Those words hurled in front of my kids felt like blasphemy to me.  Then my daughter followed and peering out confirmed, “Yes, it is ugly.”


Later, standing in the laundry room which is really a walled-in porch I felt the sun lay warm across my cheek and paused under its caress. That room’s usually half-frozen and I rush about in it wrestling icy cold clothes from washer to dryer.

But on sunny days, it’s one of the only rooms in this whole cave, where the light pours in, abundant. On those days the sun warms it like a spa and the windows fog with moisture.

Icy winds blew in this morning, breaking clouds, shaking branches, causing the twins and I to bustle as we trotted through frozen parking lots. “Run, run, run,” we sang, “Don’t slip! Don’t fall!”

Then Isaiah fell and I almost did too, but the sun kept up its peaking.

By the time I went to check on the laundry the back room was lit like a flash bulb, bright and I was blinded like someone emerging from a cave.

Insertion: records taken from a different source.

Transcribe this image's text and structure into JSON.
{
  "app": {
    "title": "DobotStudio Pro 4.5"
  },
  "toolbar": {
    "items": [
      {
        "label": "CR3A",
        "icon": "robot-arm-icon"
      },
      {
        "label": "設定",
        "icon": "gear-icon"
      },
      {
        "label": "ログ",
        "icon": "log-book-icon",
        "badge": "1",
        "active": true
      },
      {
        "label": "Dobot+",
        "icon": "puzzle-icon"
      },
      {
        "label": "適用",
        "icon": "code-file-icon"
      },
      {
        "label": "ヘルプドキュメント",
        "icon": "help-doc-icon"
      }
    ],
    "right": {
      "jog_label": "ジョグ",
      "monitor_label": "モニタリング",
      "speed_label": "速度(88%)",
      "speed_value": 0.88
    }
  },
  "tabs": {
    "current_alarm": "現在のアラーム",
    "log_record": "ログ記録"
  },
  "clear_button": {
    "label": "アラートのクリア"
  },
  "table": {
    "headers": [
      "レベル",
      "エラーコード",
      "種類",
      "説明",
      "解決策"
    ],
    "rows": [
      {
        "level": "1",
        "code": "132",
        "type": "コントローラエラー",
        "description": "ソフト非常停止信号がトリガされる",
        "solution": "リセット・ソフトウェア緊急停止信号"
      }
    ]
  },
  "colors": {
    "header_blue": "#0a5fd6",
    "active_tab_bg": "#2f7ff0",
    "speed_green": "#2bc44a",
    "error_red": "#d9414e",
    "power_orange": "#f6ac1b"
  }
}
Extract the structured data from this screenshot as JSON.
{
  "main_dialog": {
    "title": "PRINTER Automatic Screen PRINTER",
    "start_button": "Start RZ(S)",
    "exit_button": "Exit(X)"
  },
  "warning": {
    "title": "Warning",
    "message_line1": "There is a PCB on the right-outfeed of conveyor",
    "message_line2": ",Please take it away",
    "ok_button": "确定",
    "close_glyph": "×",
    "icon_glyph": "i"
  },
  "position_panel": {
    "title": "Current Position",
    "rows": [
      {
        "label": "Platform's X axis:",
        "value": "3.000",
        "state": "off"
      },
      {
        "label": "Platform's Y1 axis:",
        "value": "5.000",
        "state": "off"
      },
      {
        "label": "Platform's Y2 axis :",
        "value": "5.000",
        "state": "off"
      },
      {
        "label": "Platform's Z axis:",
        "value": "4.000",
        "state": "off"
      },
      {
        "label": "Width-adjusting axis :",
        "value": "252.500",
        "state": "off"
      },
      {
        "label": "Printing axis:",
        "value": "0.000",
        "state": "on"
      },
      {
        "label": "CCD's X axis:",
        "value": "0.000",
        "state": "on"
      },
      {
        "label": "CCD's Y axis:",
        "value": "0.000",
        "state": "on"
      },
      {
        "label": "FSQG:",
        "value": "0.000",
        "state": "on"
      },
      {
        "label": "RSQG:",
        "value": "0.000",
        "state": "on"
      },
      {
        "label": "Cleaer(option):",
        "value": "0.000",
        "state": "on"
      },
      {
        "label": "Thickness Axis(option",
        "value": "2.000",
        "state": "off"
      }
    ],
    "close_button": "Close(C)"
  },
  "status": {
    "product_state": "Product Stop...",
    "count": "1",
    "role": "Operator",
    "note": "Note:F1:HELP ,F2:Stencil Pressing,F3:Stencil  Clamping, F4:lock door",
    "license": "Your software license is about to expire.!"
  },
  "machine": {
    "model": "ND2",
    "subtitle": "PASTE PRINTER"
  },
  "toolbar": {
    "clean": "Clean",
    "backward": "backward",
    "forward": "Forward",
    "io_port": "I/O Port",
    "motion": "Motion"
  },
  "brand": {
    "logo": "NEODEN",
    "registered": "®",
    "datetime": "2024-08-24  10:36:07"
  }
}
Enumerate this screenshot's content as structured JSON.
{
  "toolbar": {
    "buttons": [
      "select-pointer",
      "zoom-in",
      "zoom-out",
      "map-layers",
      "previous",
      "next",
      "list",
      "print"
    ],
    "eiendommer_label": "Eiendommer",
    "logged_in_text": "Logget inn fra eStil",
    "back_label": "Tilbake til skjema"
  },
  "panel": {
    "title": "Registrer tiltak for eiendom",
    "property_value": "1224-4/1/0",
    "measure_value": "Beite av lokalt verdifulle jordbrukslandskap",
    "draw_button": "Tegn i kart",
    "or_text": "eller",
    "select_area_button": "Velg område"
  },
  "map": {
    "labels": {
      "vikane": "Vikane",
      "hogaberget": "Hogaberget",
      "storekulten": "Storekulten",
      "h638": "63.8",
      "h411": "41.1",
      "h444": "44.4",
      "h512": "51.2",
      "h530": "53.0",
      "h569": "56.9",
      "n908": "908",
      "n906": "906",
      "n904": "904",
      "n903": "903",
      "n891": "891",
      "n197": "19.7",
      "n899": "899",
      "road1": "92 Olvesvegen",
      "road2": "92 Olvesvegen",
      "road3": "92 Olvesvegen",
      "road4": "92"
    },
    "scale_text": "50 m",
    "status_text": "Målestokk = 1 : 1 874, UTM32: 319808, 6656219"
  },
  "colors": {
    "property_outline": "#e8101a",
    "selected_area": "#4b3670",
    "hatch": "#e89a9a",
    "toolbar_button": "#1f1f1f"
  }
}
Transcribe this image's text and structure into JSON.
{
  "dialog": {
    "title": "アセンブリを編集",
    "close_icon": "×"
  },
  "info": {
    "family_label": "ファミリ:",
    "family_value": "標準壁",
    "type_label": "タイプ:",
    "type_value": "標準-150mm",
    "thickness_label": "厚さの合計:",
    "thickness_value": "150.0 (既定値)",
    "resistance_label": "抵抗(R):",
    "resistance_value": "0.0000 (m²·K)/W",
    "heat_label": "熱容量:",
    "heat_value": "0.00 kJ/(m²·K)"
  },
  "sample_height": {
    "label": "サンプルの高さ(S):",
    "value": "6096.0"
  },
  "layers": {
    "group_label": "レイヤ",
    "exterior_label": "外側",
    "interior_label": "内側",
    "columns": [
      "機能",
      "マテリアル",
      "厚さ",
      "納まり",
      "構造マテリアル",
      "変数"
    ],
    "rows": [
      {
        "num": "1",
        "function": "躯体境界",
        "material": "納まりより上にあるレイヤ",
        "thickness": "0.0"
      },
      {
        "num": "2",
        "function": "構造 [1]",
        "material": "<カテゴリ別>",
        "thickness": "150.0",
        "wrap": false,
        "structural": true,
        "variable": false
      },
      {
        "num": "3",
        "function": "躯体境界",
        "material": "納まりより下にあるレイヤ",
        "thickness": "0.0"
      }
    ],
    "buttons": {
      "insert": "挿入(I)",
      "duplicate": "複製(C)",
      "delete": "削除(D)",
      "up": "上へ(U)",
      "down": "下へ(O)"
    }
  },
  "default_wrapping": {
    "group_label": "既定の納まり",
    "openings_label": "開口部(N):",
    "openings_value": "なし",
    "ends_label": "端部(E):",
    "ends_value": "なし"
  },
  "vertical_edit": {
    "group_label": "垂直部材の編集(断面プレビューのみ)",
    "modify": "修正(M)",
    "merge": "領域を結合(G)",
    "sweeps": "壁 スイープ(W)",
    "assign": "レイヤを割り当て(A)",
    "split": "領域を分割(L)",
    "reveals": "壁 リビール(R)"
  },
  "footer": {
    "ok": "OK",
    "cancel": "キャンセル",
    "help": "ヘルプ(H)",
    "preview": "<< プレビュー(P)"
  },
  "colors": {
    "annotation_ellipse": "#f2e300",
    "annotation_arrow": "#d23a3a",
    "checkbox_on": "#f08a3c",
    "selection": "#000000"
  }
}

I suppose that was why I felt it and paused there by the window soaking in the warm kiss of the sun on the most sensitive part of my face.


The boys woke up crying from their naps and things were touch and go for awhile.  So I sat on the old wooden floor in the kitchen while they clustered nearby with snacks and juice.  

Levi turned to me red faced and sleepy eyed and I said, grinning, "I'm gonna eat your cheeks."

Then both boys turned, as if on cue, and started stalking their way toward me, hands raised and growling.  Two sock-footed, fleecey-pants-wearing, sweaty-headed bears with round mouths open wide.

"Eat Mama!" they taunted, leaning in with gaping jaws.  They planted wide, wet circles on my cheeks, each standing on either side and we laughed and giggled and I covered them both, cheek to cheek, with kisses.    

This post is linked with Playdates With God.